We have $u=\mathrm{sin}\left({y}^{2}+u\right)$, differentiating gives
$\begin{array}{r}\frac{du}{dy}=\left(2y+\frac{du}{dy}\right)\mathrm{cos}\left({y}^{2}+u\right)\end{array}$
This can be rearranged to
$\begin{array}{r}\frac{du}{dy}\left(1-\mathrm{cos}\left({y}^{2}+u\right)\right)=2y\mathrm{cos}\left({y}^{2}+u\right).\end{array}$
So
$\begin{array}{r}\frac{du}{dy}=\frac{2y\mathrm{cos}\left({y}^{2}+u\right)}{1-\mathrm{cos}\left({y}^{2}+u\right)}.\end{array}$
###### Did you like this example?
Kathy Guerra
When applying the chain rule, you need the differentiate $u$ also. Explicitly,

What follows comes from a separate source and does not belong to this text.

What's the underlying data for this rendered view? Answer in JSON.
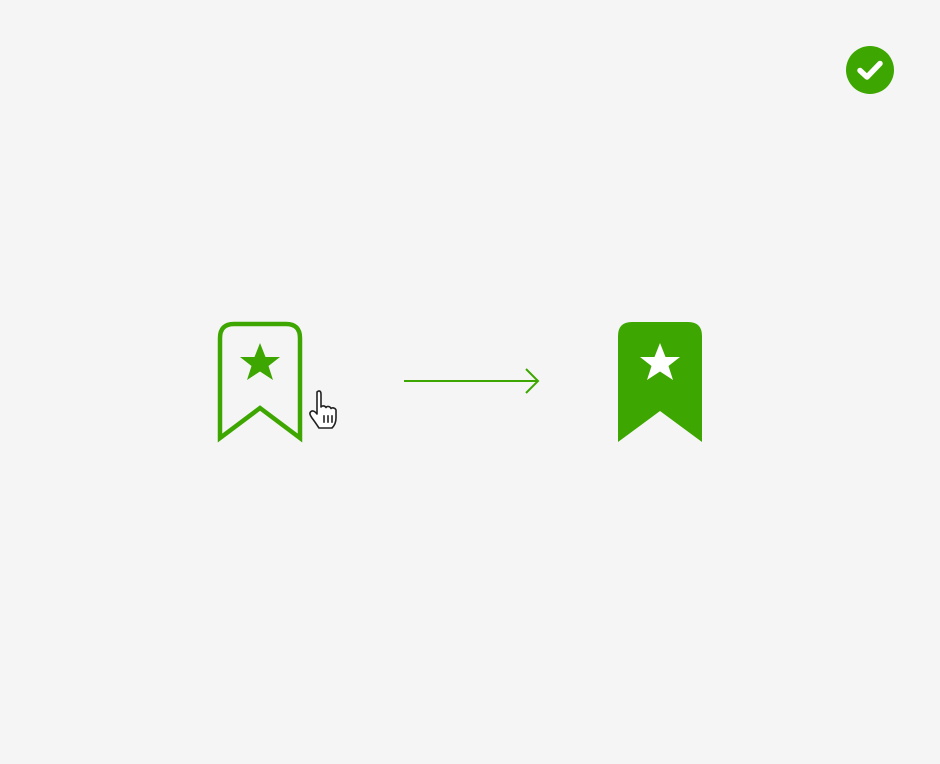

$\frac{\mathrm{d}u}{\mathrm{d}y}=\frac{\mathrm{d}}{\mathrm{d}y}\left(\mathrm{sin}\left({y}^{2}+u\right)\right)=\mathrm{cos}\left({y}^{2}+u\right)\left(\frac{\mathrm{d}}{\mathrm{d}y}\left({y}^{2}+u\right)\right)=\mathrm{cos}\left({y}^{2}+u\right)\left(2y+\frac{\mathrm{d}u}{\mathrm{d}y}\right).$
Solving for $\frac{\mathrm{d}u}{\mathrm{d}y}$, we find the answer you announced.